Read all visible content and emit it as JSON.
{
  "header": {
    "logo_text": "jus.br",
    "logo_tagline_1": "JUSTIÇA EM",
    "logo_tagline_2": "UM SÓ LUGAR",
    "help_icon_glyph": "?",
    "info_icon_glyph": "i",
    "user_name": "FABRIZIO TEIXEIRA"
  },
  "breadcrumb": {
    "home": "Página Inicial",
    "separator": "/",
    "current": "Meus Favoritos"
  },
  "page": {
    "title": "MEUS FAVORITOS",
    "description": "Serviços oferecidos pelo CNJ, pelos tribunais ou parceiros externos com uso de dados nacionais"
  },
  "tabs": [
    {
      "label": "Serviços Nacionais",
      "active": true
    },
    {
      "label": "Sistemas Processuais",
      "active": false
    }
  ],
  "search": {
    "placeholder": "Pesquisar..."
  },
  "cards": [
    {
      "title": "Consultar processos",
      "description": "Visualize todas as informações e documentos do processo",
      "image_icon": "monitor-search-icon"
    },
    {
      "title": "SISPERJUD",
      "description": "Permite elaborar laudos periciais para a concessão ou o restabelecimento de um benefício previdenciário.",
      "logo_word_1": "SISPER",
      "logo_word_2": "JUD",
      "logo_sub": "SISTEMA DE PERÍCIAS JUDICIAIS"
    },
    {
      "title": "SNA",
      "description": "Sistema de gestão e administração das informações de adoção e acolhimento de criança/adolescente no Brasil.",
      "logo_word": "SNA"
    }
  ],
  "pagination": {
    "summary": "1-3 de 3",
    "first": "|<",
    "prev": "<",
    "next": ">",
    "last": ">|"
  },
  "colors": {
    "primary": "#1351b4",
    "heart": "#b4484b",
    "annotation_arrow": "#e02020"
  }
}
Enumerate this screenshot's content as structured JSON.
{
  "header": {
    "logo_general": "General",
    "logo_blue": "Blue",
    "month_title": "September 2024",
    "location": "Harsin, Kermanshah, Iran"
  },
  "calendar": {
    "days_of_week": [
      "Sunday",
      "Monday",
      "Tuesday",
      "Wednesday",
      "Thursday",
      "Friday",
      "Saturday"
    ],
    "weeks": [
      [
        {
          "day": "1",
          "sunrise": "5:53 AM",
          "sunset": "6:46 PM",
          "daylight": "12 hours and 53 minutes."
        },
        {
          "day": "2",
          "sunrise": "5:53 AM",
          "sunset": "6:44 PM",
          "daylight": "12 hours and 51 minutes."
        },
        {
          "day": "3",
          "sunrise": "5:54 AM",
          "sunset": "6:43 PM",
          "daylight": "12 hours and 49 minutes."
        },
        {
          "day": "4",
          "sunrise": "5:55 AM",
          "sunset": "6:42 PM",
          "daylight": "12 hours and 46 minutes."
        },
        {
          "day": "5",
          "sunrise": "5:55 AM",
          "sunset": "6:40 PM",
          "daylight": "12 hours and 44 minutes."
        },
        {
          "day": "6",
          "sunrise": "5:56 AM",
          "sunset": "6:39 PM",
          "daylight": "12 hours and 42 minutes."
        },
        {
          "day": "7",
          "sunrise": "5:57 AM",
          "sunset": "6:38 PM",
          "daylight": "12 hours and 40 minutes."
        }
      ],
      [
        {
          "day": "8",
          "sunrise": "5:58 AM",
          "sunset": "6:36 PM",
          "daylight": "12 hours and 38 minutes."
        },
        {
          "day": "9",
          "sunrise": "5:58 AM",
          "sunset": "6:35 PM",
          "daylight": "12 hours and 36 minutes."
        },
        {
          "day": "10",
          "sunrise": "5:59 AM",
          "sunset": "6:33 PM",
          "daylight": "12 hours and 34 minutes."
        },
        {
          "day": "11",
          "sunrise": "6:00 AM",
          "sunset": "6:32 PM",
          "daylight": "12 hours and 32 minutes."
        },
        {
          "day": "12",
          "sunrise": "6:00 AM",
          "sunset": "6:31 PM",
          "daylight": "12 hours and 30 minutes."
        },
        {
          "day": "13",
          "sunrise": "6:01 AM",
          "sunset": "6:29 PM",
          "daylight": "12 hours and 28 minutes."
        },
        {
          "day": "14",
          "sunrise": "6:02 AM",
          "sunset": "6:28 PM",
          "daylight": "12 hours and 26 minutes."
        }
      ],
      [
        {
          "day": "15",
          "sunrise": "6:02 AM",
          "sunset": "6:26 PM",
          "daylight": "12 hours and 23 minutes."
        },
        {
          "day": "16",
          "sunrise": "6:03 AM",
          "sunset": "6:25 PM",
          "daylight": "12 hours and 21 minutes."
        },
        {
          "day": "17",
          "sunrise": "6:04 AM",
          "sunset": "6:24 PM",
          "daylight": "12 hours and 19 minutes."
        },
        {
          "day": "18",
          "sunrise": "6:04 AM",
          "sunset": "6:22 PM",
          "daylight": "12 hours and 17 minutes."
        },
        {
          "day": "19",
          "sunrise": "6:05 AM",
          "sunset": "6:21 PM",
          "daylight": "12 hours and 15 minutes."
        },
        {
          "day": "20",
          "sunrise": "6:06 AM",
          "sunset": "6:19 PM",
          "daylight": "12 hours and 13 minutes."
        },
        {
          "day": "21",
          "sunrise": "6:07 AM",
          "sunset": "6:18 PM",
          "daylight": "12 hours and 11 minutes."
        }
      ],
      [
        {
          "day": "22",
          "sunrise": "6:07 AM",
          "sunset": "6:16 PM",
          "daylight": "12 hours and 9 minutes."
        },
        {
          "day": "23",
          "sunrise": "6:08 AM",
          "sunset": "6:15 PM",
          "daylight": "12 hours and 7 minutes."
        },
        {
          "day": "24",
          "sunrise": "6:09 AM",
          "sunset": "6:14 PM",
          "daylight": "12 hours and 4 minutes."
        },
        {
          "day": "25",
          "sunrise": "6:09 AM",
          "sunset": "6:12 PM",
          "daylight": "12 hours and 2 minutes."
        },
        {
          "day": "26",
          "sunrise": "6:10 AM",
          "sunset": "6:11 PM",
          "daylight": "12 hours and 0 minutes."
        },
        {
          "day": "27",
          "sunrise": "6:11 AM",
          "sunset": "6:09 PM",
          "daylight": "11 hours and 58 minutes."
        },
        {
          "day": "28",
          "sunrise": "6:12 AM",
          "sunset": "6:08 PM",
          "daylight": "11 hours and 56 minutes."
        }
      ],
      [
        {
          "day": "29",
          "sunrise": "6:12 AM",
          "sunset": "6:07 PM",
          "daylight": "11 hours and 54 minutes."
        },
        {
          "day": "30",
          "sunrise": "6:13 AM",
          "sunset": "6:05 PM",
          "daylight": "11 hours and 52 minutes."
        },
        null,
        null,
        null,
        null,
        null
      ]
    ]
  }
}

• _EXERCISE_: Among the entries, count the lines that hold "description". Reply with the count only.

• _OUTPUT FOR THIS TASK_: 4